ROME — Italian Air Force F-35 fighter jets have reached initial operating capability, Gen. Alberto Rosso, the country’s Air Force chief, said Nov. 30. The announcement marks the first time the aircraft has achieved the milestone in Europe.
Officials broke the news at Italy’s Amendola Air Base in southern Italy, where eight Italian F-35s are stationed, and the announcement coincided with the staging of the latest edition of the 10-nation Tactical Leadership Program — a course for mission commanders. The course is regularly held in Spain, but was moved to Amendola to help with the debut of the Italian F-35s in the program. That program involved 50 aircraft and the participation of Italy, Spain, Denmark, Germany, Greece, Belgium, France, Holland, the United Kingdom and the United States.
“This is an important day, since it is the first concrete integration of fourth and fifth generation aircraft,” Rosso said.

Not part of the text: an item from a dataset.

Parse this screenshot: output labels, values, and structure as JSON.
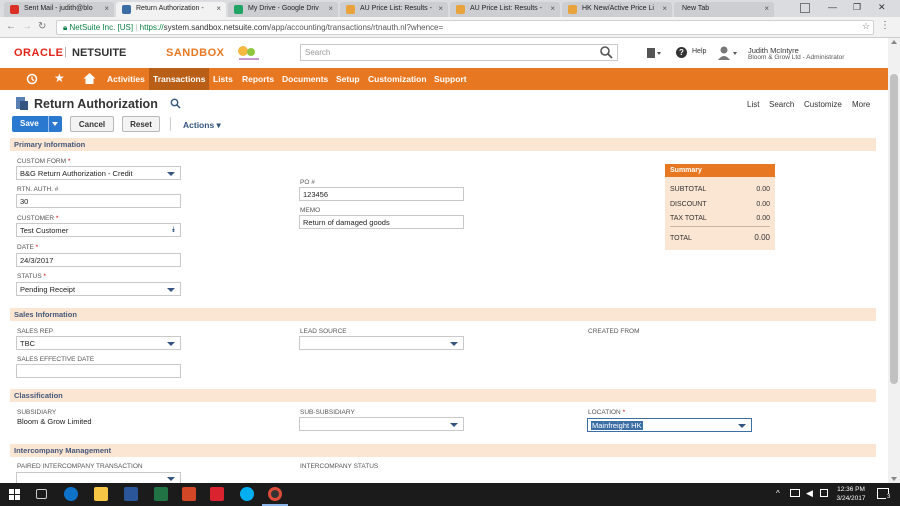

Italy has said it will order 90 F-35s, including 60 F-35As and 30 F-35Bs, although the current Italian government, which took office in June, has declined to provide a final total.

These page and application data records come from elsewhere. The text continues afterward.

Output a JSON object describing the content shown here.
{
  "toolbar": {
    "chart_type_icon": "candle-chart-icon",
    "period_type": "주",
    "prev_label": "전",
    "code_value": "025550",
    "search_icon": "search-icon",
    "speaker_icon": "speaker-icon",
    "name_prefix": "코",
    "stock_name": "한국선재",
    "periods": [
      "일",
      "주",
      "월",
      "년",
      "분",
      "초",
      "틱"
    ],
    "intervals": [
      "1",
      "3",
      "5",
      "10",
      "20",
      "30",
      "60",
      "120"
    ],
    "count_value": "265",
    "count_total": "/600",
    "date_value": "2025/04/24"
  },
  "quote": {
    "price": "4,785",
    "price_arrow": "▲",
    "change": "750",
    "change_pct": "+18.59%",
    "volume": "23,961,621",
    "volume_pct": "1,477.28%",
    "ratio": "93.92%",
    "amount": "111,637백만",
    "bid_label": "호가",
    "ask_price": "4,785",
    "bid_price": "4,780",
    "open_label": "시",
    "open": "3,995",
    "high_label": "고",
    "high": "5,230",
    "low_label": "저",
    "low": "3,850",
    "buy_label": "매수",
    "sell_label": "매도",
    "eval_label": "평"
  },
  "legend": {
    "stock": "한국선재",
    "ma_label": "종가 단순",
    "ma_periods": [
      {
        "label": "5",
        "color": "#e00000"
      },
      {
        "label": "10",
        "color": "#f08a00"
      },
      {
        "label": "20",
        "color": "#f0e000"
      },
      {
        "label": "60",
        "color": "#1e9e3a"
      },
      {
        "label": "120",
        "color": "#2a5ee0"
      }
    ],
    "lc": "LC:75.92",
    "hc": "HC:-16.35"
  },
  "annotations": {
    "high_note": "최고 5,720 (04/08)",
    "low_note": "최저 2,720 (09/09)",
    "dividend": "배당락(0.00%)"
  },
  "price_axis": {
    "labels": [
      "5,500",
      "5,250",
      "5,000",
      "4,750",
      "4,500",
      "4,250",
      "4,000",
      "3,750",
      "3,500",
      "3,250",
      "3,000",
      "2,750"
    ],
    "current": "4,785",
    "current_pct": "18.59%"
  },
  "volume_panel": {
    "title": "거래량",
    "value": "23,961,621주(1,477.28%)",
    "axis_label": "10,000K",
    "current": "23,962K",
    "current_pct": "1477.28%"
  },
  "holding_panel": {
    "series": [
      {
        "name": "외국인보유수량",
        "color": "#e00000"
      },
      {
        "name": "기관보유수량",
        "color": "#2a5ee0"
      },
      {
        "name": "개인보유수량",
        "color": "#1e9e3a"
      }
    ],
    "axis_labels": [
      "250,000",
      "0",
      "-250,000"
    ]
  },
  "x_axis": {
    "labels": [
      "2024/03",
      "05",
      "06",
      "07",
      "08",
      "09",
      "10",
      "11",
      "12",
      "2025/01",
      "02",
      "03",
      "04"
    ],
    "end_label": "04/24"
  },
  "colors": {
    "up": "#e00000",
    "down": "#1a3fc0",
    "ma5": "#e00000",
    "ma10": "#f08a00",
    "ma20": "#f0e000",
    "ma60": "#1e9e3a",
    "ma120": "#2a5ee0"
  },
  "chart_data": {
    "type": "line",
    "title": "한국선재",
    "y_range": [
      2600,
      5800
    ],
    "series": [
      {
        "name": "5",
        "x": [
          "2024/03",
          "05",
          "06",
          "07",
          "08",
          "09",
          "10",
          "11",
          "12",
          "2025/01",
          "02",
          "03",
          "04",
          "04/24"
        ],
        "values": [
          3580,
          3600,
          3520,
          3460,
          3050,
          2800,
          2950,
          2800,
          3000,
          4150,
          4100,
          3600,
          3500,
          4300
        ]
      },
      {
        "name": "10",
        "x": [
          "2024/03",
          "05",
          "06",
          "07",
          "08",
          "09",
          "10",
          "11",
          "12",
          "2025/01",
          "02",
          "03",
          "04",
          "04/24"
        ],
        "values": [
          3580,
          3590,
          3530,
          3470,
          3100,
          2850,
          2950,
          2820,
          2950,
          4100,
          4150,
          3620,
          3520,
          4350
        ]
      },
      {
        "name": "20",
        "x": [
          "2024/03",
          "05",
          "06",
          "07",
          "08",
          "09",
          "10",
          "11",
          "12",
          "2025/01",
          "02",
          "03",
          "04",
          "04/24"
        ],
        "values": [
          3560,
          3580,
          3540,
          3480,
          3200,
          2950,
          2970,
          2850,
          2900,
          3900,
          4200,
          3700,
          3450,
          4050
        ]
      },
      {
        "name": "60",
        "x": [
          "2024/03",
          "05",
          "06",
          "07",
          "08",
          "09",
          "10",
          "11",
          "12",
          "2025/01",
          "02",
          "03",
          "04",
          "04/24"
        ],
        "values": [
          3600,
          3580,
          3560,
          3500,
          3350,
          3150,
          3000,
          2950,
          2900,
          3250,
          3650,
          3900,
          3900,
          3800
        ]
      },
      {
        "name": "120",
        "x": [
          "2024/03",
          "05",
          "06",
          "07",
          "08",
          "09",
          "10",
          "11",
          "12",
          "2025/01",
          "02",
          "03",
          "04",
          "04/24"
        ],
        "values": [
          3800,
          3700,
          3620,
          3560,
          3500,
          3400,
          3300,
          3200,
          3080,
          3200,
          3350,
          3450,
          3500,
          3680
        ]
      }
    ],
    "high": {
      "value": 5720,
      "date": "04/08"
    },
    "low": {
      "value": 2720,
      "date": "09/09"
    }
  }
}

Italy has thus far taken delivery of 10 F-35As and one F-35B. Two of the As and the B aircraft are being used for training in the United States, while eight of the As have been deployed to Amendola. However, one aircraft is back at the Italian assembly line for maintenance, repair, overhaul, and upgrade.
The Italian aircraft have totaled 2,000 flying hours.
A series of milestones since the delivery of the first aircraft to Amendola in December 2016 prompted officials to declare the new milestone. Those included the placing of aircraft on operational alert status in March. Then in June, four aircraft were deployed to Rivolto air base in northern Italy where they flew training exercises across the border at Polygone electronic warfare range in Germany.
“The weather was terrible and it played a major part in the obtaining of IOC,” said one official.
Along with aircraft from visiting air forces at Amendola in late November, one of Italy’s two CAEW early warning Gulfstream aircraft took part in the training course.
Officials said that getting the F-35 and the Gulfstreams to work together was successful. “It’s all about shifting from vocal communications to data links, to the point that what you see on the screen of the F-35 is what you see on the screen of the Gulfstream,” said one official.
Base commander Col. Davide Marzinotto said another key factor was upgrading all eight aircraft to Block 3F software from the previous Block 3i. “The U.S. Marines declared IOC with Block 3i, but we decided on the upgrade to 3F before doing so,” he said.
Weaponry enabled through Block 3i included the AMRAAM missile, and GBU 12 and 31 munitions. With Block 3F software, Gatling guns can be used as well as the GBU 39 small diameter bomb.
Marzinotto said he was monitoring the F-35’s ALIS logistics system, which has raised concern over the potential need among F-35 partners to share sensitive data on aircraft use in order to benefit from the common system.
“ALIS is a new approach and there was a need to find a right balance between sovereignty and support, given that when you want to share spare parts supply you need to share information,” he said.
“ALIS is a great evolution,” he added, but “it is a challenge to protect information. After air forces asked for it, we will be the first outside the U.S. to receive, in the first quarter of next year, an upgrade to satisfy the careful sharing of information.”
Tom Kington is the Italy correspondent for Defense News.